CAIRO — A reporter for Al-Jazeera English was released from an Egyptian prison and deported Sunday after more than a year behind bars, but his two Egyptian colleagues remained jailed in a case widely condemned as a sham by human-rights groups.

Australian Peter Greste was whisked away on a flight to Cyprus. His release came as a welcome surprise to fellow reporters and activists who spent months pressing for his freedom.

But rights groups and Greste’s Qatar-based broadcaster called on Egypt to release the other two defendants in the case, which has hindered the country’s international standing as it struggles to recover from the political unrest and economic collapse caused by the 2011 uprising.

Greste, Egyptian-Canadian Mohammed Fahmy and Egyptian Baher Mohammed were arrested in December 2013 over their coverage of the violent crackdown on Islamist protests following the military overthrow of President Mohammed Morsi.

Egyptian authorities accused them of providing a platform for Morsi’s Muslim Brotherhood, now declared a terrorist organization. But authorities provided no concrete evidence. The journalists and their supporters insist they were doing their jobs during a time of violent upheaval.

The three were widely seen as having been caught up in a regional power struggle between Egypt and Qatar, which funds Al-Jazeera and had been a strong backer of Morsi. Greste’s release follows a thawing of ties between Cairo and Doha.

RELIEVED, BUT WORRIED

Greste was in a state of disbelief about his freedom and deeply relieved – but still worried about his imprisoned friends, said his brother, Andrew Greste.

“His excitement is tempered and restrained and will be until those guys are free,” Andrew Greste said at the news conference in Brisbane. “He won’t give up until Baher and Mohammed are out of there.”

Australian Foreign Minister Julie Bishop, who had been negotiating for Greste’s release, said Monday that the 49-year-old journalist had told her by telephone from Egypt that he was desperate to return to his family in the Australian city of Brisbane after spending 400 days in custody.

“He was immensely relieved and he was desperate to come home to Australia and reunite with his family,” Bishop told reporters in Sydney. “From my discussion with him, he was very keen to be back on a beach and lying in the sun in Australia,” she said.

Greste had been given short notice that he was being released “unconditionally,” Bishop said.

“We moved as fast as we could to make arrangements for his immediate departure,” she said.

Australian Communications Minister Malcolm Turnbull credited the international pressure on Egypt as well as the personal lobbying of Australian Prime Minister Tony Abbott.

“It was a political decision to imprison him in the first place and a political decision to release him,” Turnbull told reporters in Sydney.

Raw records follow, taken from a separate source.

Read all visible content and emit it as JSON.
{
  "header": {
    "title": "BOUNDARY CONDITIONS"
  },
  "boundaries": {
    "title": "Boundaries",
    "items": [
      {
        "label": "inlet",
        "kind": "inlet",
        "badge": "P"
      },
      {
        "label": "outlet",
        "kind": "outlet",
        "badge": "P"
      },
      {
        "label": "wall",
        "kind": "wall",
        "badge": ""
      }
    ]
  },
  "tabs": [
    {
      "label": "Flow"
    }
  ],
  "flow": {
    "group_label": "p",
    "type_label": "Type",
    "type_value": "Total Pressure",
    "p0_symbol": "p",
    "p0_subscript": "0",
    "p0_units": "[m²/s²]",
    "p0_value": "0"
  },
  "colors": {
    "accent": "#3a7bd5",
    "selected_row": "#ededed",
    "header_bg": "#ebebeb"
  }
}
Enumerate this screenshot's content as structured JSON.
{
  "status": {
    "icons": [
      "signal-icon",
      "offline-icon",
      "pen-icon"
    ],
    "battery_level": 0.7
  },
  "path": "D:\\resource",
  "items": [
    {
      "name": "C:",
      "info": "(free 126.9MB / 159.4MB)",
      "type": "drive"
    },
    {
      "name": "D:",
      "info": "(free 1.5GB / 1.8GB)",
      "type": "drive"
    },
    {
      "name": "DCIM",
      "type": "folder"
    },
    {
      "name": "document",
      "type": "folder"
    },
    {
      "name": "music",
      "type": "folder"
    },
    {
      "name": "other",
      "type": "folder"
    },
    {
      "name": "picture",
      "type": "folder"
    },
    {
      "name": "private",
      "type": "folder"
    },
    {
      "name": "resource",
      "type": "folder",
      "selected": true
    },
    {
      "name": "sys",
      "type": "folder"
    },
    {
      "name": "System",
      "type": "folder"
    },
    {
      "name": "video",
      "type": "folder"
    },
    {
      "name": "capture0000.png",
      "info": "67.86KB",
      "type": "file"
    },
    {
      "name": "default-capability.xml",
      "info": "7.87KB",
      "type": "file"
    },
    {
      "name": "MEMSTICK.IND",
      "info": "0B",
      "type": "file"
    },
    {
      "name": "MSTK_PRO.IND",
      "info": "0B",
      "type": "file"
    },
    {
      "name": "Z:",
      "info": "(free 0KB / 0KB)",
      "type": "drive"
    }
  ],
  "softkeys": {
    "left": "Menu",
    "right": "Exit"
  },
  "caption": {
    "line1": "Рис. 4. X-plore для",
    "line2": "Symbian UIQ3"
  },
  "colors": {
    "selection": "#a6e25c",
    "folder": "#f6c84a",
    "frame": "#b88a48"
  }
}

“Clearly a lot of international influence and persuasion has been brought to bear, not just the Australian government,” he added.

RELEASE FOLLOWS PRESIDENTIAL APPROVAL

An Egyptian prison official and the nation’s official news agency said Greste was released following a presidential “approval.” The official and an Interior Ministry statement said he was released under a new deportation law passed last year. The law appeared to have been tailored to the Al-Jazeera case.

The officials spoke on condition of anonymity because they were not authorized to speak to the media. There was no word on the fate of the other two defendants.

Acting Al-Jazeera Director General Mostefa Souag said the Qatar-based network “will not rest until Baher and Mohamed also regain their freedom.”

Hassiba Hadj Sahraoui, Amnesty International’s deputy director for the Middle East and North Africa, welcomed the news of Greste’s release but said “nothing can make up for his ordeal” and called for the others to be released.

Canada also welcomed the “positive developments,” saying it was hopeful that Fahmy’s case would be “resolved shortly,” according to a statement from the office of the Minister of State for Foreign Affairs and Consular.

The three were convicted on terrorism charges and for spreading false information, faking reports to show that the country was on the verge of civil war and aiding the Brotherhood’s goal of portraying Egypt as a failed state.and Egyptians?”